■ What is being asked
Look through the listing underneath for "favicon", and copy every line that has it.
(Record extracts begins)
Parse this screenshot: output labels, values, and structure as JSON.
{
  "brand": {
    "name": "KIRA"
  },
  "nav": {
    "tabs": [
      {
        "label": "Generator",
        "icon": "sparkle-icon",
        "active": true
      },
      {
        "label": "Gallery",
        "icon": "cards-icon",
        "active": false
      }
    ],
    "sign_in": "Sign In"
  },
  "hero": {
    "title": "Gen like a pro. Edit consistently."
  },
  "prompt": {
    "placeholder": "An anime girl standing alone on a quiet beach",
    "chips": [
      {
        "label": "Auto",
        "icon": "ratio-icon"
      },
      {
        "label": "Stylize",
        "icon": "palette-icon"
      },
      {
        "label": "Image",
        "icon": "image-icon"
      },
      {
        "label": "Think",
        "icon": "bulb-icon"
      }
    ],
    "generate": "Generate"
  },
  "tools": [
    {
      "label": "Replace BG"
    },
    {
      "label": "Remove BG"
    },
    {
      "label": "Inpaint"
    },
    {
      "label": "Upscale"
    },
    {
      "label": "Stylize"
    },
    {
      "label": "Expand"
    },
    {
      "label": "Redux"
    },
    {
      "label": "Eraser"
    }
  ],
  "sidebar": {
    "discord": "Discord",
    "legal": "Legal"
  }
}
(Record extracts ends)
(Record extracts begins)
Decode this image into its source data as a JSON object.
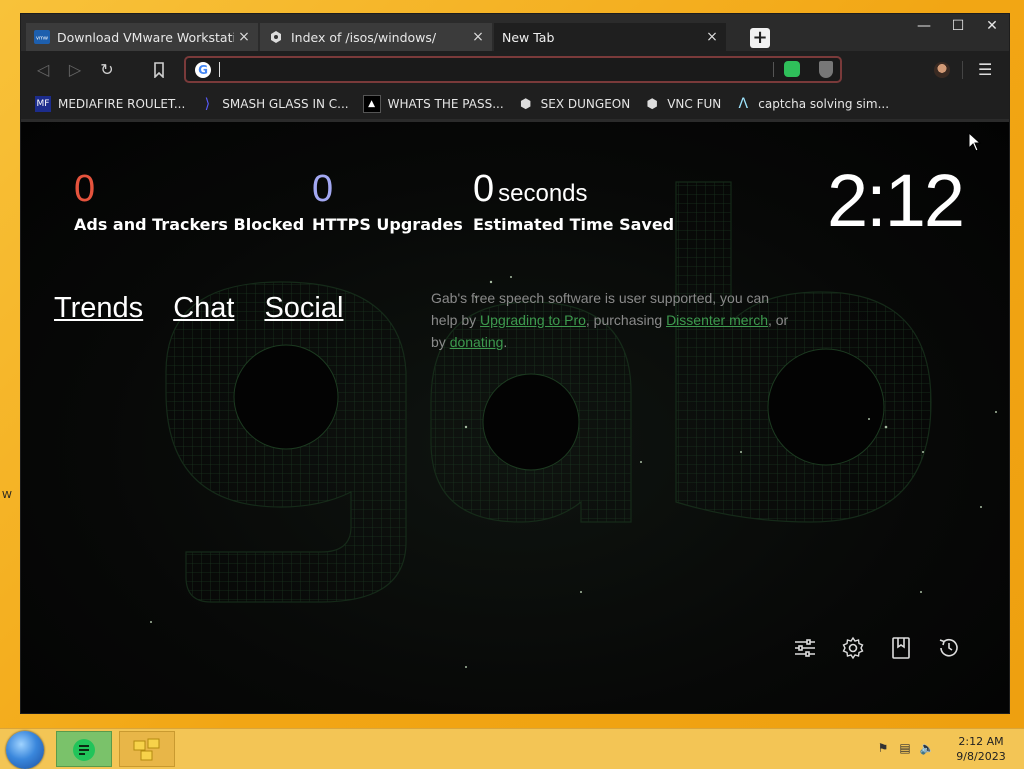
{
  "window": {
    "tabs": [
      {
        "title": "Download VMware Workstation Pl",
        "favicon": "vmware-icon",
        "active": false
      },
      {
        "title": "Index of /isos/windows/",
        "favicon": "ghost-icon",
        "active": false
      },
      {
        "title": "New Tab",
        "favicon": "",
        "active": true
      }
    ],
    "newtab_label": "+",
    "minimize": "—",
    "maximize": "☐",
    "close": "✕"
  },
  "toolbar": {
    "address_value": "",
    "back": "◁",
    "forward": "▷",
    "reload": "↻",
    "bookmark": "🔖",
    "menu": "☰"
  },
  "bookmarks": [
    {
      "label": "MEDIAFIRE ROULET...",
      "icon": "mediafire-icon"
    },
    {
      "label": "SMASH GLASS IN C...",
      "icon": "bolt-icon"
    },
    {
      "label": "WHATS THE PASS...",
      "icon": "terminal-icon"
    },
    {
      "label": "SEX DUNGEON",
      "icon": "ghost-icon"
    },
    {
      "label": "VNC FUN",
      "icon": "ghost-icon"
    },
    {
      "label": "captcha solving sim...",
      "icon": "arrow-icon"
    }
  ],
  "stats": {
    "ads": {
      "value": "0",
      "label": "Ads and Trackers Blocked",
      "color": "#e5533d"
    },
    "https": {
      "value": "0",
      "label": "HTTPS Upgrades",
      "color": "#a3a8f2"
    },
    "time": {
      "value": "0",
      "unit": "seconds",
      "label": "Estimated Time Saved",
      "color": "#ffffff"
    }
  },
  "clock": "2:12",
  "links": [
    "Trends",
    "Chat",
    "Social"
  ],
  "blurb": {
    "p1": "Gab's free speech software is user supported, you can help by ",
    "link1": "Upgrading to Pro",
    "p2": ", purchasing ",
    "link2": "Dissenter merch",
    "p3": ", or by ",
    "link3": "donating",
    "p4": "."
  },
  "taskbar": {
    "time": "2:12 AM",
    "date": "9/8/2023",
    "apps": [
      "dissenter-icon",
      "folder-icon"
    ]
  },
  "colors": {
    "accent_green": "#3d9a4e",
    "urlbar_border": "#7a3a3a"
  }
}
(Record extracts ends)
■ Exercise result
        "favicon": "vmware-icon",
        "favicon": "ghost-icon",
        "favicon": "",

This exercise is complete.